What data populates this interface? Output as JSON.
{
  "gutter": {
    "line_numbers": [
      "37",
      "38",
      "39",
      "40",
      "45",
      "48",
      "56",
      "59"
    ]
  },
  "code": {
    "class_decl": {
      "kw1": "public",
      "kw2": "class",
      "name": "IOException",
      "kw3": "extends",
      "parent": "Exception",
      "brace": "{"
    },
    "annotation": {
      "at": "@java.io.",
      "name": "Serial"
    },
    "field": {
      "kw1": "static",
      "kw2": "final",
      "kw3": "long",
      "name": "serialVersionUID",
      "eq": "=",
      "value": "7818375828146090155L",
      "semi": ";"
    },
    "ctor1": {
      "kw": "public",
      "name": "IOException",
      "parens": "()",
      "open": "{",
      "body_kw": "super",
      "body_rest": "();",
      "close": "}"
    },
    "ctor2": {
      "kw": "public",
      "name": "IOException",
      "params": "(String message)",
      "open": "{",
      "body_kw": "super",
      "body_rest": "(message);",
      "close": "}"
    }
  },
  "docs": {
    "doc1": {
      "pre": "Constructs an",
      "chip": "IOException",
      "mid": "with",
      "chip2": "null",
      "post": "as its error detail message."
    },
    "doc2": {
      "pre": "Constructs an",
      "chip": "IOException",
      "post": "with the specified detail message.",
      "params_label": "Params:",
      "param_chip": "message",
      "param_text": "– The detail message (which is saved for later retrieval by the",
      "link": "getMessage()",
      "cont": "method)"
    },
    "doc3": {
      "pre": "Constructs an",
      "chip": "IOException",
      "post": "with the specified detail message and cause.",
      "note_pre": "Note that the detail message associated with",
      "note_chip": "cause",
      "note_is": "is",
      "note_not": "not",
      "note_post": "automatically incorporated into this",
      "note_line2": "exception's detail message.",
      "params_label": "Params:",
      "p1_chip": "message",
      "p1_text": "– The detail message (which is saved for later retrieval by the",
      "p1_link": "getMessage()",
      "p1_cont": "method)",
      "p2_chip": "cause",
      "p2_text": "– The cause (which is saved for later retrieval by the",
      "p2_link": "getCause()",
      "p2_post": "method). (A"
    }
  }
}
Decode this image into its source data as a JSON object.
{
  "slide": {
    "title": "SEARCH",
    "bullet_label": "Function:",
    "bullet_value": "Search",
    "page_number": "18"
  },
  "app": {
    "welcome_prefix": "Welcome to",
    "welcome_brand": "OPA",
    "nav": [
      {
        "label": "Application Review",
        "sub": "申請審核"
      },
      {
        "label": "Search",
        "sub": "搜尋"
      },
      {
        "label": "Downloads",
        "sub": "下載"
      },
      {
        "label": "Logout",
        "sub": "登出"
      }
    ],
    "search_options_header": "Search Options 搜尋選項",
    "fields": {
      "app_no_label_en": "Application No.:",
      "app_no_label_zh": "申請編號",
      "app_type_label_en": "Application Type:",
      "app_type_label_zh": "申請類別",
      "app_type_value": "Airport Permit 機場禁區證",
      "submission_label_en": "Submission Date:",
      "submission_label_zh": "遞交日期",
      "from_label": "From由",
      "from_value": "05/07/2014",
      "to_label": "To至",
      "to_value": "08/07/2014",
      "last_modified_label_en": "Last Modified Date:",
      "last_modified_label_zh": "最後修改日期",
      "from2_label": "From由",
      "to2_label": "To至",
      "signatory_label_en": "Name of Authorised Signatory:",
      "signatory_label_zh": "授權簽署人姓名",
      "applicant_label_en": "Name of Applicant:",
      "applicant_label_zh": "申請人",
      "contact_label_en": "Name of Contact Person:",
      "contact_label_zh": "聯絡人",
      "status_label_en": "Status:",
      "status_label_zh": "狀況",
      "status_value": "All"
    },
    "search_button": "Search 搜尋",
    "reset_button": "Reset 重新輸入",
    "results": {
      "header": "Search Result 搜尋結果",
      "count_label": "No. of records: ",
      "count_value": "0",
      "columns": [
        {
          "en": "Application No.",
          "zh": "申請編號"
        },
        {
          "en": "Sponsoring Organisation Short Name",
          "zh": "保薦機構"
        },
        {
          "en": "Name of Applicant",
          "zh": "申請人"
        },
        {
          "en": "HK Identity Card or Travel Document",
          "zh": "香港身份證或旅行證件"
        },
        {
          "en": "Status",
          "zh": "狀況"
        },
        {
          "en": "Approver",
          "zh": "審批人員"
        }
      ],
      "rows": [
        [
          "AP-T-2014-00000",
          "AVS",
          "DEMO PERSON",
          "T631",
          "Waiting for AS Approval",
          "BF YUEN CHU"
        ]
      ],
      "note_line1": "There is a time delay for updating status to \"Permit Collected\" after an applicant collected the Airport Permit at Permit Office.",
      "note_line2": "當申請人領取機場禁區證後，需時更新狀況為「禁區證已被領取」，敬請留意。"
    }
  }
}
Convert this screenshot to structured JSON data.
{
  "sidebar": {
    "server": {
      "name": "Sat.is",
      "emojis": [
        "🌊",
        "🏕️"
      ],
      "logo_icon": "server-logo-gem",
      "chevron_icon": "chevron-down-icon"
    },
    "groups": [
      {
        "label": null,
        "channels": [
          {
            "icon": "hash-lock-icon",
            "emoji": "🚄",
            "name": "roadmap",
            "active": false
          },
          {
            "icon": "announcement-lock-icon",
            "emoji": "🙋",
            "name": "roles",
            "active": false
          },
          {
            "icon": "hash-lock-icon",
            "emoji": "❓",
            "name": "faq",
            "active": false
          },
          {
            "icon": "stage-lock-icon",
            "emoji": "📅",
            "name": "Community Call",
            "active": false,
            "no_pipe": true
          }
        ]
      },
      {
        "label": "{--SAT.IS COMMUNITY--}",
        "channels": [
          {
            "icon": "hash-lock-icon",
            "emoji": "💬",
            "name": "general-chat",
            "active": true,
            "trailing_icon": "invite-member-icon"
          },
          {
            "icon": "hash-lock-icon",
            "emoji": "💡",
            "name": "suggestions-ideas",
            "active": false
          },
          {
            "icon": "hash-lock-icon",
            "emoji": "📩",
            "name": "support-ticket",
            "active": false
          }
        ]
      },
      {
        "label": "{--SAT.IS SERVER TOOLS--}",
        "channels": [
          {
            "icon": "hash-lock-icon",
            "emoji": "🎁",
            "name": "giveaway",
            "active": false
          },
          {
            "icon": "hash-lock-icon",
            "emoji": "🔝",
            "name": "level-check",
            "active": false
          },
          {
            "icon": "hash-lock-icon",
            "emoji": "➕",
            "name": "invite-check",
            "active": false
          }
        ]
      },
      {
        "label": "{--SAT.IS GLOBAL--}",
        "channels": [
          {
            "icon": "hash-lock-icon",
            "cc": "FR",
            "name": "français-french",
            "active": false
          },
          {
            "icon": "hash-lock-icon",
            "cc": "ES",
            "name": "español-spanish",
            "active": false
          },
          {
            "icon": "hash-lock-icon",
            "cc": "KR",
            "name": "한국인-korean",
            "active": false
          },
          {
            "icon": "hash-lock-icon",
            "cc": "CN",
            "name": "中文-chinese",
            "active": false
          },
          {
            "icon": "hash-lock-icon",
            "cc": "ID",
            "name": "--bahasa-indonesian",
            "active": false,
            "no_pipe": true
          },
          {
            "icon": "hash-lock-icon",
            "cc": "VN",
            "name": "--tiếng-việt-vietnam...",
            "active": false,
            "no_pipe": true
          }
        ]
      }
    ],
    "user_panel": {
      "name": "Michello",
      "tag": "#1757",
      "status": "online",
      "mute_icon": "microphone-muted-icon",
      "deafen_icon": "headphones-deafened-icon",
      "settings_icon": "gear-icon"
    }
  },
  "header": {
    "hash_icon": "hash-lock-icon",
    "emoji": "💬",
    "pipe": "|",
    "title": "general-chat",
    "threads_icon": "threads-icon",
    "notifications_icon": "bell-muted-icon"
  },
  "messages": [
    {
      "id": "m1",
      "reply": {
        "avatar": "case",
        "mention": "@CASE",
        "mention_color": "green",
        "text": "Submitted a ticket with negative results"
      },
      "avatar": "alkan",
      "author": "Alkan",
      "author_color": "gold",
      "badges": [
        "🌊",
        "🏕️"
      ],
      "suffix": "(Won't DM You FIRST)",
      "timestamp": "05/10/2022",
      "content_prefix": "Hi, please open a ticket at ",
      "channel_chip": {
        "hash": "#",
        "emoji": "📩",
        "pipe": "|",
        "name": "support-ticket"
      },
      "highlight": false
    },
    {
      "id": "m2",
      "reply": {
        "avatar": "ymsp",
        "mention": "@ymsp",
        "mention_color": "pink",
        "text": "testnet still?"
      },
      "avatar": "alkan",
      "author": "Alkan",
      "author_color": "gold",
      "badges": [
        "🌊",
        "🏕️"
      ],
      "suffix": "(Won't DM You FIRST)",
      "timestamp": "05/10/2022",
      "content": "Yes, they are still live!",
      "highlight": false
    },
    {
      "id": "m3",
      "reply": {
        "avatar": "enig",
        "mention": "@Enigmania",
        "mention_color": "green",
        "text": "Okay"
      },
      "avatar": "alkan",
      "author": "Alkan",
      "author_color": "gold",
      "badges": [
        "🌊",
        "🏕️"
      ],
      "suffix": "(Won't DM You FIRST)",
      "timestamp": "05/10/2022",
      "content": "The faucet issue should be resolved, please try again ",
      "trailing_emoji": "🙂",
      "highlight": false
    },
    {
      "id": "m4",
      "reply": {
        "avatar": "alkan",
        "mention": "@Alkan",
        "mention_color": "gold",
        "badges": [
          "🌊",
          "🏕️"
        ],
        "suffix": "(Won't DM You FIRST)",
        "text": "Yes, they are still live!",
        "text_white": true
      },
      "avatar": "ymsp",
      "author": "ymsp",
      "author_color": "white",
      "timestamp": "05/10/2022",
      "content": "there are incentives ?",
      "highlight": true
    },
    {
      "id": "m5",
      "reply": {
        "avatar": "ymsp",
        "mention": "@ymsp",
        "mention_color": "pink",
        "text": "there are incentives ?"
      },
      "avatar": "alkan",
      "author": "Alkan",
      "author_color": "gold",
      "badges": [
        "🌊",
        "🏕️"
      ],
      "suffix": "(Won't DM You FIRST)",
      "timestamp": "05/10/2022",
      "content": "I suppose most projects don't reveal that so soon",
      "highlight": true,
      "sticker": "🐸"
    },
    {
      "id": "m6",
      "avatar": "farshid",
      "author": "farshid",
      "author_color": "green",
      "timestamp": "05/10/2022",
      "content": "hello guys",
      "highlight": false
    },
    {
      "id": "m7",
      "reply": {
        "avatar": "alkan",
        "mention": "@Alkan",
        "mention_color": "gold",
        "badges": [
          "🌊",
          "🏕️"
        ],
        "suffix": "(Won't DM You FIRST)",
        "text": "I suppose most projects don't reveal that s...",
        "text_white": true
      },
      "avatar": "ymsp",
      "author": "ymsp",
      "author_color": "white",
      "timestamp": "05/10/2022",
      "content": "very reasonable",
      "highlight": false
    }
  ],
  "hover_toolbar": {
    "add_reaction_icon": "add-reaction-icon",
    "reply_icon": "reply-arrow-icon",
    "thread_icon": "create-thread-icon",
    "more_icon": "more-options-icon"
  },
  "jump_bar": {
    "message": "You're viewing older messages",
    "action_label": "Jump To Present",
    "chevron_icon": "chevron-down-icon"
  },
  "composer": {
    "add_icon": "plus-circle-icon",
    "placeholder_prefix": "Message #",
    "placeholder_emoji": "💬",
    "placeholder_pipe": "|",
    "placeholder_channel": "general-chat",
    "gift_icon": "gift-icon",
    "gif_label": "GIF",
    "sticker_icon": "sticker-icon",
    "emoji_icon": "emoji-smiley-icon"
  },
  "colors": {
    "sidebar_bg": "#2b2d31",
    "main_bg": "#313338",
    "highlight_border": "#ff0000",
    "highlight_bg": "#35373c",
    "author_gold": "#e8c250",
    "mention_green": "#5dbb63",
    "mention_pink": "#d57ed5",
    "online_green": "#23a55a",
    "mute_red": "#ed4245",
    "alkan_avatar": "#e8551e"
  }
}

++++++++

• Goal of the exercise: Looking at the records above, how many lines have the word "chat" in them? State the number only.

• Response to the exercise: 3